    be required where [...] translation [of a program is] necessary to achieve the interoperability of [that program] with other programs, provided [...] these acts are performed by [a] person having a right to use a copy of the program”
  25. Legality and ethics The more recent European Union Copyright Directive

    of 2001 (2001/29/EC, aka “EUCD”) is the EU’s implementation of the 1996 WIPO Copyright Treaty.

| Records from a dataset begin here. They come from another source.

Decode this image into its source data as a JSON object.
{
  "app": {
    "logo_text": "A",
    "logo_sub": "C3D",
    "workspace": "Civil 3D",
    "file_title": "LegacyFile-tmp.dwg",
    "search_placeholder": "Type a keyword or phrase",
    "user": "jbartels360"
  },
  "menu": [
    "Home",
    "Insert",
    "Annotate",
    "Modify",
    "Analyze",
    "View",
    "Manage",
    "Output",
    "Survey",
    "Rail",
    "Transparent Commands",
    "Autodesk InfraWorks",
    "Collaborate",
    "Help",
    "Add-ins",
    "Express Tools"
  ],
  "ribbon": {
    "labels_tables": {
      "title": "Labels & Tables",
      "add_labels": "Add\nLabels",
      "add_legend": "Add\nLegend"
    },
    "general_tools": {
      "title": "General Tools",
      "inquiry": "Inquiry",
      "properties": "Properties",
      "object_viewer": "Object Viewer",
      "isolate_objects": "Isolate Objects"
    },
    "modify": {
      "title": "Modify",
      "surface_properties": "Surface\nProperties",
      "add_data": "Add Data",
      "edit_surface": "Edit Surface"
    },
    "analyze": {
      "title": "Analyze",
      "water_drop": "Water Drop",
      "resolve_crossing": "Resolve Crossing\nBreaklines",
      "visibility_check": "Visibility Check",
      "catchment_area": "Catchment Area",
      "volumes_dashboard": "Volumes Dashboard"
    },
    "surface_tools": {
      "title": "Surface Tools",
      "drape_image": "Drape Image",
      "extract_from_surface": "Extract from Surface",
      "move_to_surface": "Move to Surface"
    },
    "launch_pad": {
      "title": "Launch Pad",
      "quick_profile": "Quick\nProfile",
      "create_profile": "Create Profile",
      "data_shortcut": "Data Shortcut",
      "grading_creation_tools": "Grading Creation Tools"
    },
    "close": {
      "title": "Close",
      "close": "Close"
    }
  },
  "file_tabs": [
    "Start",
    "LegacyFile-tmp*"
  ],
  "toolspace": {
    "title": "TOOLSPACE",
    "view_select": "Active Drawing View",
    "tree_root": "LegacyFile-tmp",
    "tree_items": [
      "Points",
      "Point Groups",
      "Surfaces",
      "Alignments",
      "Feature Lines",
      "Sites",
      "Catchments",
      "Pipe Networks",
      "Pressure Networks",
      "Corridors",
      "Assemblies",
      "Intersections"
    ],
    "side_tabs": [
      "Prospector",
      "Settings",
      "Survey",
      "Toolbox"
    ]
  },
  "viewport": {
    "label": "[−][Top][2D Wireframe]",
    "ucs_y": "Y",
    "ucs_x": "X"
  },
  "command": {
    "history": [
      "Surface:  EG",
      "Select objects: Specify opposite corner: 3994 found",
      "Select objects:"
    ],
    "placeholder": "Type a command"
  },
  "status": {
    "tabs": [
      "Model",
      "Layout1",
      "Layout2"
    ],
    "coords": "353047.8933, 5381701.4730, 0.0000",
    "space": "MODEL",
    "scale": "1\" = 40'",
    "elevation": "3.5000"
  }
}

It is again concerned with the ownership rights of technological IP, but Recital 50 states that: “[this] legal protection does not affect the specific provisions [of the EUSD]. In particular, it should not apply to [...] computer programs [and shouldn’t] prevent [...] the use of any means of circumventing a technological measure [allowed by the EUSD].”
  26. Legality and ethics And the USA has its own implementation

    of the WIPO Copyright Treaty: the Digital Millennium Copyright Act of 1998 (DMCA), which contains a similar exception for reverse engineering: “This exception permits circumvention [...] for the sole purpose of identifying and analyzing elements of the program necessary to achieve interoperability with other programs, to the extent that such acts are permitted under copyright law.”
  27. Legality and ethics Predictably enough, the interaction between the EUSD,

    EUCD and DMCA is complex and unclear, particularly at the increasingly-blurred interfaces between geographical jurisdictions (cf. Dmitry Sklyarov), and between software and other forms of technology (cf. Jon Johansen). Get a lawyer.
  28. Clean room design Despite the complexity of legislation, it is

    possible to do useful reverse-engineering without breaking the law. In 1982, Compaq produced the first fully IBM- compatible personal computer by using clean room design (aka “Chinese wall technique”) to reverse- engineer the proprietary IBM BIOS. This technique is effective in legally circumventing copyrights and trade secrets, although not patents.
  29. Summary • Register allocation makes scheduling harder by creating extra

    dependencies between instructions • Less aggressive register allocation may be desirable • Some processors allocate and schedule dynamically • Reverse engineering is used to extract source code and specifications from executable code • Existing copyright legislation may permit limited reverse-engineering for interoperability purposes